Items from a dataset:
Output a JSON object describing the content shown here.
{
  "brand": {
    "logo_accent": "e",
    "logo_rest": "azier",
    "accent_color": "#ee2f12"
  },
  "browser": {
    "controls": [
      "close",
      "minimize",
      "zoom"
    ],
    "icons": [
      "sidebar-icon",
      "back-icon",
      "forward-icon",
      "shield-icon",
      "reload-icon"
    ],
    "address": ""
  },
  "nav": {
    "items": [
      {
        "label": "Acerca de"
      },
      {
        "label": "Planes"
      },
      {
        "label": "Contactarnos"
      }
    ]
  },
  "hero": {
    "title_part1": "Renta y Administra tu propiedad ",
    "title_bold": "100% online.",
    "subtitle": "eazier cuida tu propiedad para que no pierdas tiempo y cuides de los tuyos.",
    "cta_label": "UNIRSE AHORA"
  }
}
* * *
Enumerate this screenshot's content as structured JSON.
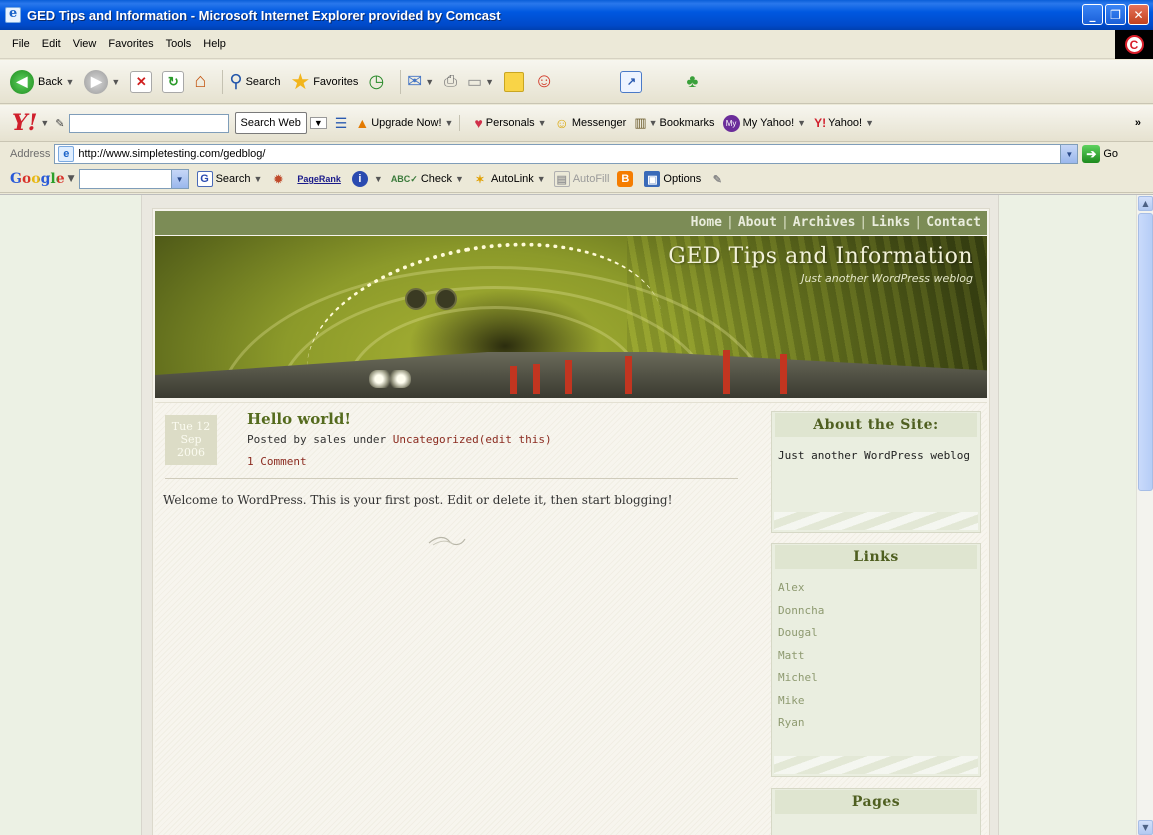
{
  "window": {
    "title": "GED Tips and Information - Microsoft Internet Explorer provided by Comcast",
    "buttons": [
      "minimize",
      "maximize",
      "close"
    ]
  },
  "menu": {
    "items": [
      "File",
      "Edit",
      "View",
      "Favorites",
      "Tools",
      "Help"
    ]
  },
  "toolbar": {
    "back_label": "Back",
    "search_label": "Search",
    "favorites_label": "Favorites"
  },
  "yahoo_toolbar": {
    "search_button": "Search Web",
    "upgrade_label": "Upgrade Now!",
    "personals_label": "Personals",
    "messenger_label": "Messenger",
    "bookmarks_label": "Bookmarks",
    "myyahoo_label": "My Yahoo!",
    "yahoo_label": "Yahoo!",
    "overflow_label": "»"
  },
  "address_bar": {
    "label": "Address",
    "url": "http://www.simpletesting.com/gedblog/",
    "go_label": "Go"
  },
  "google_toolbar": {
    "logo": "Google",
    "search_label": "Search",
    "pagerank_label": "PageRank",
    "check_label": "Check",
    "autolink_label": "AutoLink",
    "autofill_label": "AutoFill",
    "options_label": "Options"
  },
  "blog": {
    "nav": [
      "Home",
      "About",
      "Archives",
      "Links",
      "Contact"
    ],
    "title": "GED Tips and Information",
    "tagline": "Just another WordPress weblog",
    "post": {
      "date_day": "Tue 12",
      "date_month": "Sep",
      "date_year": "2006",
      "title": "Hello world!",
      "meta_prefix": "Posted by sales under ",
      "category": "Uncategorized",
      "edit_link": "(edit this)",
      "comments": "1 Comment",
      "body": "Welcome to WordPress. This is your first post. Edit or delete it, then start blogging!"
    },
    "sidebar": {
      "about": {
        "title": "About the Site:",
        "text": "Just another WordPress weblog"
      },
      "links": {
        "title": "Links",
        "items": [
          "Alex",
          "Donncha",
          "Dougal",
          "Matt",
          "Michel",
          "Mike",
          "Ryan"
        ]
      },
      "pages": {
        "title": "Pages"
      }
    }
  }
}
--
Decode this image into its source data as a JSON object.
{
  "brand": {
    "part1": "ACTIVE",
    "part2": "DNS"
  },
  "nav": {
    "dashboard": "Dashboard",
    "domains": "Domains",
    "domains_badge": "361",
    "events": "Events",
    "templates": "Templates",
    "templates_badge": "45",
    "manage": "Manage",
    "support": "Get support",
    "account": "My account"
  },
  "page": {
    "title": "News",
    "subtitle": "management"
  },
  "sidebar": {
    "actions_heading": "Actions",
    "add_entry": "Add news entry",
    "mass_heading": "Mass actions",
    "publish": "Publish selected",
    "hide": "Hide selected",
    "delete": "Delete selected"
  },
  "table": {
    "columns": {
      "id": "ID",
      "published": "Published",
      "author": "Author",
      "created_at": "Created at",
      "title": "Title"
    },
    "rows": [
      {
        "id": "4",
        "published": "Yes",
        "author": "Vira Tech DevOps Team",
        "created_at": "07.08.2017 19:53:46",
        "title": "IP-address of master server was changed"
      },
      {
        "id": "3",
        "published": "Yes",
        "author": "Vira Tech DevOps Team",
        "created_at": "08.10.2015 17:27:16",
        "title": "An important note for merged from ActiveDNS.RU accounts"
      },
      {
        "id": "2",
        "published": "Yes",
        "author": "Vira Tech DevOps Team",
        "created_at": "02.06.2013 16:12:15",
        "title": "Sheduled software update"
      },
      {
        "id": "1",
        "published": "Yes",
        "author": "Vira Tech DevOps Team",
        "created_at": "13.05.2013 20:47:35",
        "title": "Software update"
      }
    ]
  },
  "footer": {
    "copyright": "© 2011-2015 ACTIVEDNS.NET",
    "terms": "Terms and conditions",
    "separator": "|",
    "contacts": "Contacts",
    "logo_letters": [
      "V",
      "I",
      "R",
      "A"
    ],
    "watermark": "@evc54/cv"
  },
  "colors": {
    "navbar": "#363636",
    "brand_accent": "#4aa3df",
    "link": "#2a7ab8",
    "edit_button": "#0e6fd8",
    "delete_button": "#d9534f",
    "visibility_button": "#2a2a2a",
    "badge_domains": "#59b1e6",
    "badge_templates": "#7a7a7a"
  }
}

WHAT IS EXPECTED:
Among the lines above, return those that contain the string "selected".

SOLVED PROBLEM:
    "publish": "Publish selected",
    "hide": "Hide selected",
    "delete": "Delete selected"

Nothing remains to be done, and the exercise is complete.